An anonymous reader writes "Here is an interesting story of a school in Oakland that used old computers running Ubuntu and OpenOffice.org to provide a school computer lab for students."
hypnosec writes "Red Hat has announced the availability of a preview version of its OpenStack Distribution that would enable it to compete with the likes of Amazon which is considered one of the leaders in infrastructure-as-a-service cloud services. The enterprise Linux maker was a late entrant into the OpenStack world where players like Rackspace, HP and Internap have already made their mark. Red Hat's OpenStack distribution enterprises can build and manage private, public, and hybrid infrastructure-as-a-service clouds. These companies will not only be competing with the likes of Amazon, but will also be competing against themselves to get a bite out of the IaaS cloud. What started as a project has quickly developed into an open source solution that enables organizations to achieve performance, features and greater functionality from their private and/or public clouds. The announcement of OpenStack Foundation acted as a catalyst toward the fast-paced development of the platform."

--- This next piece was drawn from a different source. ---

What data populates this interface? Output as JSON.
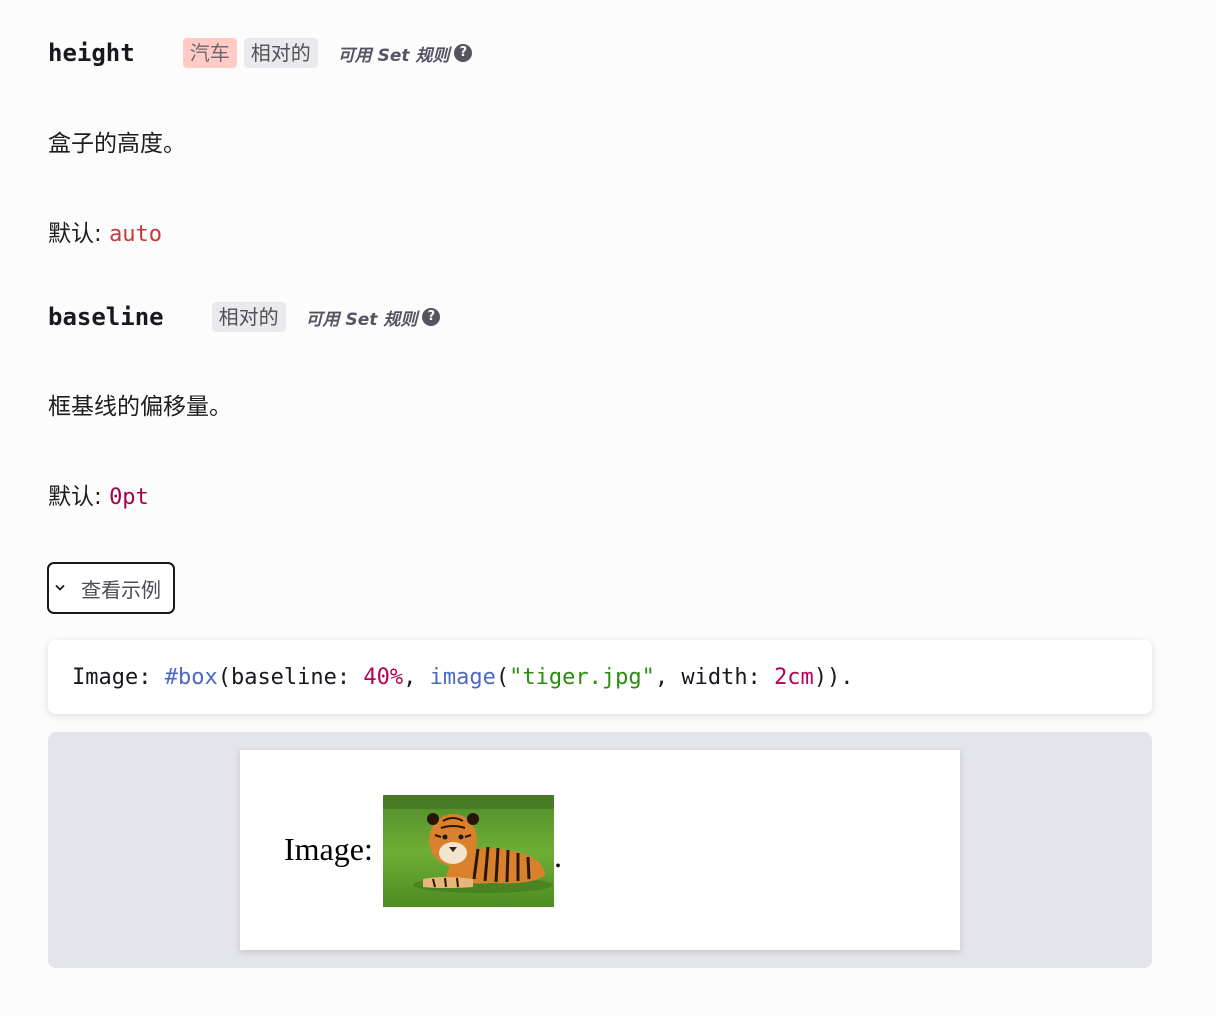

New submitter hey_popey writes "I would like to piggyback on a previous Ask Slashdot question. Do you know of any realistic way to use a tape drive solution at home, not as a backup, but as a regular NAS? I would like, for example, to save the torrents of my Linux distributions on it, and at the same time, play the family videos on a computer. It would seem at a first glance that the transfer rates and capacity of Linear Tape-Open (1.5TB, 280MB/s in 2010) and the functionality of LTFS would allow me to do that, but I don't know the details, or whether this would be economically viable."